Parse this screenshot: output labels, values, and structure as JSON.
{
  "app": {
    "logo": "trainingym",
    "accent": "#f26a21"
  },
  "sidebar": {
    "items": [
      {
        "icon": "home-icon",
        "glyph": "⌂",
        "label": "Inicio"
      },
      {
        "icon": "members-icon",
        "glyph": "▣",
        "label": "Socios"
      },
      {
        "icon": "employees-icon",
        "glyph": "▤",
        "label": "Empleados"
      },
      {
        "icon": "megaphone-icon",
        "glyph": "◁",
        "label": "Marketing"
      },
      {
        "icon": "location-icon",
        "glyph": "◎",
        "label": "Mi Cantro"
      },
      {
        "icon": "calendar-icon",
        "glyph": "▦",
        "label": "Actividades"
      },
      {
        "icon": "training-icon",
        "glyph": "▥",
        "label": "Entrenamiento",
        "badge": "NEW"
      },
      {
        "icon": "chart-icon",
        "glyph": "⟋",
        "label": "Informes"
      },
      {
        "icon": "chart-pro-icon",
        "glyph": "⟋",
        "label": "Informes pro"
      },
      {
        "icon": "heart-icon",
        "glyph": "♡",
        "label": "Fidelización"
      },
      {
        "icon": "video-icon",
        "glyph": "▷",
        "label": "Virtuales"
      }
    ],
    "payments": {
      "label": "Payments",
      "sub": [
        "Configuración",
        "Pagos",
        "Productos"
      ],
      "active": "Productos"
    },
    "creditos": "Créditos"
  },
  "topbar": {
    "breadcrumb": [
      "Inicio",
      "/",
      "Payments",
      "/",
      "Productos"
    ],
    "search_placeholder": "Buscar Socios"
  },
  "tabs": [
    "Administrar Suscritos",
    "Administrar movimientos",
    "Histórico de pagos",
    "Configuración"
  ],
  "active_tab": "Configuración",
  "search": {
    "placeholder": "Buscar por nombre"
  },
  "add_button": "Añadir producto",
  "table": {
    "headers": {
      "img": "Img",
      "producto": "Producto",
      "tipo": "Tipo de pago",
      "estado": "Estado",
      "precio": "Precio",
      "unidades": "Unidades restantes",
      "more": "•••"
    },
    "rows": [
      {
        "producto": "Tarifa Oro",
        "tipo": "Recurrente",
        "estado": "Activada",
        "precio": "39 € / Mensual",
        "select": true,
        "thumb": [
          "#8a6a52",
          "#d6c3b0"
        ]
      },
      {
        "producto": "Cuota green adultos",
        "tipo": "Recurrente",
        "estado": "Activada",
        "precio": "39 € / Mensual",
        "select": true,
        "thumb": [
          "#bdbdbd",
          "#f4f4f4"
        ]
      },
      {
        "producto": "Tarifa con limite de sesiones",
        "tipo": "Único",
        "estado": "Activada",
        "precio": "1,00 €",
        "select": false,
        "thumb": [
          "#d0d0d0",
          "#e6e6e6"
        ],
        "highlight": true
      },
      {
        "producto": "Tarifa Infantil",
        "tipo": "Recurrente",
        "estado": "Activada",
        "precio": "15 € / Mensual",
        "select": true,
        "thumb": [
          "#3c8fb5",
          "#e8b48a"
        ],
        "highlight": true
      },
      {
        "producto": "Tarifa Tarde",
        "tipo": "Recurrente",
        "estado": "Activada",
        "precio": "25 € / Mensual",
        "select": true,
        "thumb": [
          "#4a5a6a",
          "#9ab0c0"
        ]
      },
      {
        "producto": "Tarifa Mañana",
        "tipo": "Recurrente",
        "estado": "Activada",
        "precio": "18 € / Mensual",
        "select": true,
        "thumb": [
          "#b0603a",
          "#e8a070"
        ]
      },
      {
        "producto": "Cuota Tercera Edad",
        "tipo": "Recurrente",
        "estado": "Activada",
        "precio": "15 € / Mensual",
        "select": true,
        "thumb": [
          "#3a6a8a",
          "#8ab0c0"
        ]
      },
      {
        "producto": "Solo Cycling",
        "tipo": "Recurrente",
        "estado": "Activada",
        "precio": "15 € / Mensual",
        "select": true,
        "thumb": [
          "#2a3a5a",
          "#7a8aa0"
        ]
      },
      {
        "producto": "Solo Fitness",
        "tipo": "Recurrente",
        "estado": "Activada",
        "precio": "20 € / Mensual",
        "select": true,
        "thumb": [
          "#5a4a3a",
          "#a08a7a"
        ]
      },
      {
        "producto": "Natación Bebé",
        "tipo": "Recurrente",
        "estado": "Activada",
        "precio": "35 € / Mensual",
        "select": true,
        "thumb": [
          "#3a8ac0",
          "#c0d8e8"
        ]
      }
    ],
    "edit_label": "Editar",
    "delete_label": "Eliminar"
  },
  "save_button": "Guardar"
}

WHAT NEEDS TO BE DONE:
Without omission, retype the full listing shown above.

RESULT OF THIS TASK:
Parse this screenshot: output labels, values, and structure as JSON.
{
  "app": {
    "logo": "trainingym",
    "accent": "#f26a21"
  },
  "sidebar": {
    "items": [
      {
        "icon": "home-icon",
        "glyph": "⌂",
        "label": "Inicio"
      },
      {
        "icon": "members-icon",
        "glyph": "▣",
        "label": "Socios"
      },
      {
        "icon": "employees-icon",
        "glyph": "▤",
        "label": "Empleados"
      },
      {
        "icon": "megaphone-icon",
        "glyph": "◁",
        "label": "Marketing"
      },
      {
        "icon": "location-icon",
        "glyph": "◎",
        "label": "Mi Cantro"
      },
      {
        "icon": "calendar-icon",
        "glyph": "▦",
        "label": "Actividades"
      },
      {
        "icon": "training-icon",
        "glyph": "▥",
        "label": "Entrenamiento",
        "badge": "NEW"
      },
      {
        "icon": "chart-icon",
        "glyph": "⟋",
        "label": "Informes"
      },
      {
        "icon": "chart-pro-icon",
        "glyph": "⟋",
        "label": "Informes pro"
      },
      {
        "icon": "heart-icon",
        "glyph": "♡",
        "label": "Fidelización"
      },
      {
        "icon": "video-icon",
        "glyph": "▷",
        "label": "Virtuales"
      }
    ],
    "payments": {
      "label": "Payments",
      "sub": [
        "Configuración",
        "Pagos",
        "Productos"
      ],
      "active": "Productos"
    },
    "creditos": "Créditos"
  },
  "topbar": {
    "breadcrumb": [
      "Inicio",
      "/",
      "Payments",
      "/",
      "Productos"
    ],
    "search_placeholder": "Buscar Socios"
  },
  "tabs": [
    "Administrar Suscritos",
    "Administrar movimientos",
    "Histórico de pagos",
    "Configuración"
  ],
  "active_tab": "Configuración",
  "search": {
    "placeholder": "Buscar por nombre"
  },
  "add_button": "Añadir producto",
  "table": {
    "headers": {
      "img": "Img",
      "producto": "Producto",
      "tipo": "Tipo de pago",
      "estado": "Estado",
      "precio": "Precio",
      "unidades": "Unidades restantes",
      "more": "•••"
    },
    "rows": [
      {
        "producto": "Tarifa Oro",
        "tipo": "Recurrente",
        "estado": "Activada",
        "precio": "39 € / Mensual",
        "select": true,
        "thumb": [
          "#8a6a52",
          "#d6c3b0"
        ]
      },
      {
        "producto": "Cuota green adultos",
        "tipo": "Recurrente",
        "estado": "Activada",
        "precio": "39 € / Mensual",
        "select": true,
        "thumb": [
          "#bdbdbd",
          "#f4f4f4"
        ]
      },
      {
        "producto": "Tarifa con limite de sesiones",
        "tipo": "Único",
        "estado": "Activada",
        "precio": "1,00 €",
        "select": false,
        "thumb": [
          "#d0d0d0",
          "#e6e6e6"
        ],
        "highlight": true
      },
      {
        "producto": "Tarifa Infantil",
        "tipo": "Recurrente",
        "estado": "Activada",
        "precio": "15 € / Mensual",
        "select": true,
        "thumb": [
          "#3c8fb5",
          "#e8b48a"
        ],
        "highlight": true
      },
      {
        "producto": "Tarifa Tarde",
        "tipo": "Recurrente",
        "estado": "Activada",
        "precio": "25 € / Mensual",
        "select": true,
        "thumb": [
          "#4a5a6a",
          "#9ab0c0"
        ]
      },
      {
        "producto": "Tarifa Mañana",
        "tipo": "Recurrente",
        "estado": "Activada",
        "precio": "18 € / Mensual",
        "select": true,
        "thumb": [
          "#b0603a",
          "#e8a070"
        ]
      },
      {
        "producto": "Cuota Tercera Edad",
        "tipo": "Recurrente",
        "estado": "Activada",
        "precio": "15 € / Mensual",
        "select": true,
        "thumb": [
          "#3a6a8a",
          "#8ab0c0"
        ]
      },
      {
        "producto": "Solo Cycling",
        "tipo": "Recurrente",
        "estado": "Activada",
        "precio": "15 € / Mensual",
        "select": true,
        "thumb": [
          "#2a3a5a",
          "#7a8aa0"
        ]
      },
      {
        "producto": "Solo Fitness",
        "tipo": "Recurrente",
        "estado": "Activada",
        "precio": "20 € / Mensual",
        "select": true,
        "thumb": [
          "#5a4a3a",
          "#a08a7a"
        ]
      },
      {
        "producto": "Natación Bebé",
        "tipo": "Recurrente",
        "estado": "Activada",
        "precio": "35 € / Mensual",
        "select": true,
        "thumb": [
          "#3a8ac0",
          "#c0d8e8"
        ]
      }
    ],
    "edit_label": "Editar",
    "delete_label": "Eliminar"
  },
  "save_button": "Guardar"
}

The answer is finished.